▸ YOUR INSTRUCTIONS
Reproduce, without alteration, every line of the data; exclude the images.

(Records from a data collection)
• • • • •

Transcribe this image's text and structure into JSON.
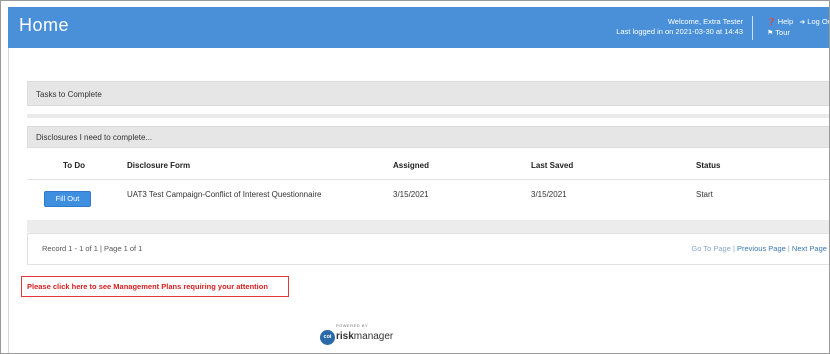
{
  "header": {
    "title": "Home",
    "welcome_line1": "Welcome, Extra Tester",
    "welcome_line2": "Last logged in on 2021-03-30 at 14:43",
    "help_label": "Help",
    "logout_label": "Log Out",
    "tour_label": "Tour",
    "accent_color": "#4a90d9"
  },
  "tasks": {
    "heading": "Tasks to Complete"
  },
  "disclosures": {
    "heading": "Disclosures I need to complete...",
    "columns": [
      "To Do",
      "Disclosure Form",
      "Assigned",
      "Last Saved",
      "Status"
    ],
    "rows": [
      {
        "action_label": "Fill Out",
        "form": "UAT3 Test Campaign-Conflict of Interest Questionnaire",
        "assigned": "3/15/2021",
        "last_saved": "3/15/2021",
        "status": "Start"
      }
    ]
  },
  "pager": {
    "record_text": "Record 1 - 1 of 1 | Page 1 of 1",
    "go_to_page": "Go To Page",
    "previous_page": "Previous Page",
    "next_page": "Next Page",
    "separator": " | "
  },
  "management": {
    "link_text": "Please click here to see Management Plans requiring your attention",
    "highlight_color": "#e03a3a"
  },
  "footer": {
    "powered_by": "POWERED BY",
    "logo_badge": "coi",
    "logo_bold": "risk",
    "logo_light": "manager"
  }
}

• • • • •

▸ TASK SOLUTION
Transcribe this image's text and structure into JSON.
{
  "header": {
    "title": "Home",
    "welcome_line1": "Welcome, Extra Tester",
    "welcome_line2": "Last logged in on 2021-03-30 at 14:43",
    "help_label": "Help",
    "logout_label": "Log Out",
    "tour_label": "Tour",
    "accent_color": "#4a90d9"
  },
  "tasks": {
    "heading": "Tasks to Complete"
  },
  "disclosures": {
    "heading": "Disclosures I need to complete...",
    "columns": [
      "To Do",
      "Disclosure Form",
      "Assigned",
      "Last Saved",
      "Status"
    ],
    "rows": [
      {
        "action_label": "Fill Out",
        "form": "UAT3 Test Campaign-Conflict of Interest Questionnaire",
        "assigned": "3/15/2021",
        "last_saved": "3/15/2021",
        "status": "Start"
      }
    ]
  },
  "pager": {
    "record_text": "Record 1 - 1 of 1 | Page 1 of 1",
    "go_to_page": "Go To Page",
    "previous_page": "Previous Page",
    "next_page": "Next Page",
    "separator": " | "
  },
  "management": {
    "link_text": "Please click here to see Management Plans requiring your attention",
    "highlight_color": "#e03a3a"
  },
  "footer": {
    "powered_by": "POWERED BY",
    "logo_badge": "coi",
    "logo_bold": "risk",
    "logo_light": "manager"
  }
}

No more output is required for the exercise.